Alex Troop, LHP, Michigan State (Marmion), 2014
9th round, 283rd overall, Washington Nationals

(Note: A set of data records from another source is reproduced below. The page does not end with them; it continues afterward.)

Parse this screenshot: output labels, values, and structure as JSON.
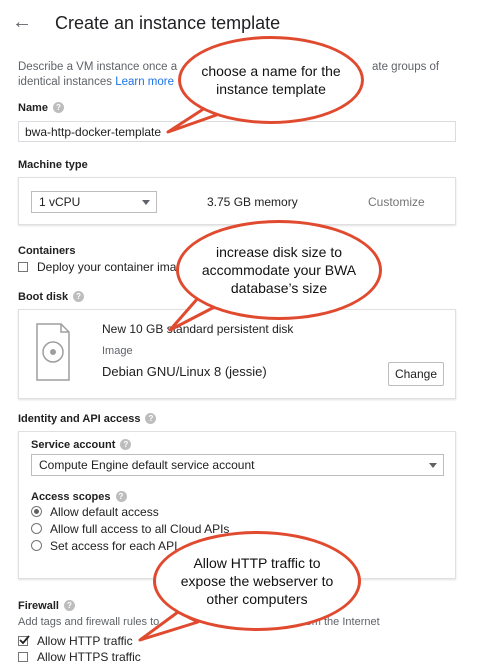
{
  "header": {
    "title": "Create an instance template",
    "back_icon": "arrow-left-icon"
  },
  "description": {
    "text": "Describe a VM instance once a",
    "tail": "ate groups of",
    "line2": "identical instances",
    "link": "Learn more"
  },
  "name": {
    "label": "Name",
    "value": "bwa-http-docker-template"
  },
  "machine_type": {
    "label": "Machine type",
    "cpu": "1 vCPU",
    "memory": "3.75 GB memory",
    "customize": "Customize"
  },
  "containers": {
    "label": "Containers",
    "checkbox_label": "Deploy your container imag"
  },
  "boot_disk": {
    "label": "Boot disk",
    "title": "New 10 GB standard persistent disk",
    "image_label": "Image",
    "image": "Debian GNU/Linux 8 (jessie)",
    "change": "Change"
  },
  "identity": {
    "label": "Identity and API access",
    "service_account_label": "Service account",
    "service_account": "Compute Engine default service account",
    "access_scopes_label": "Access scopes",
    "scopes": [
      "Allow default access",
      "Allow full access to all Cloud APIs",
      "Set access for each API"
    ]
  },
  "firewall": {
    "label": "Firewall",
    "desc_left": "Add tags and firewall rules to",
    "desc_right": "rom the Internet",
    "options": [
      "Allow HTTP traffic",
      "Allow HTTPS traffic"
    ]
  },
  "callouts": {
    "name": "choose a name for the instance template",
    "disk": "increase disk size to accommodate your BWA database’s size",
    "http": "Allow HTTP traffic to expose the webserver to other computers"
  },
  "colors": {
    "callout_border": "#e04a2f",
    "link": "#1a73e8"
  }
}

Report from HS: 4/7/14 - Michigan State commit. Troop has been getting attention from pro scouts simply because of what his future might hold. He’s a long and lanky 6-foot-4, 195-pounds and can clearly handle more body mass. He has above average athleticism and shows the ability to repeat his delivery which will also bode well for adding future velocity. Delivery is athletic, showed he can be a hang and read lefty from the stretch, while also showing the ability to slide step. Occasionally got to his heels out of his balance position, leaving the ball up in the zone, more of a tendency to do this out of the stretch. Arm action has length from a high ¾ slot, slight wrist curl upon separation. Creates downhill angle on his fastball, pitched more vertically with fastball than horizontally, stayed mostly to his arm side half of the plate, pitched at 85-87 mph for most of his outing touching 88 mph twice. Showed excellent feel for both secondary pitches. Curveball had tight action at 75-77 mph, showed the ability to throw it for strikes as well as getting chases out of the zone, well above average depth on steep plane, showed swing and miss abilities. Changeup had advanced fading action to his arm side, feel for the zone, only threw to right handed hitters, 78-80 mph, got multiple swing and misses. Troop’s arsenal worked predominantly out of a middle arm side window showing the ability to change speeds spinning and fading the baseball, going forward Troop will need to command the glove side of the plate with his fastball more and expand the zone laterally to left handed hitters.

Zach Reks, OF, Kentucky (Sandburg), 2012
10th round, 310th overall, Los Angeles Dodgers

Brian Glowicki, RHP, Minnesota (Downers Grove South), 2013
10th round, 315th overall, Chicago Cubs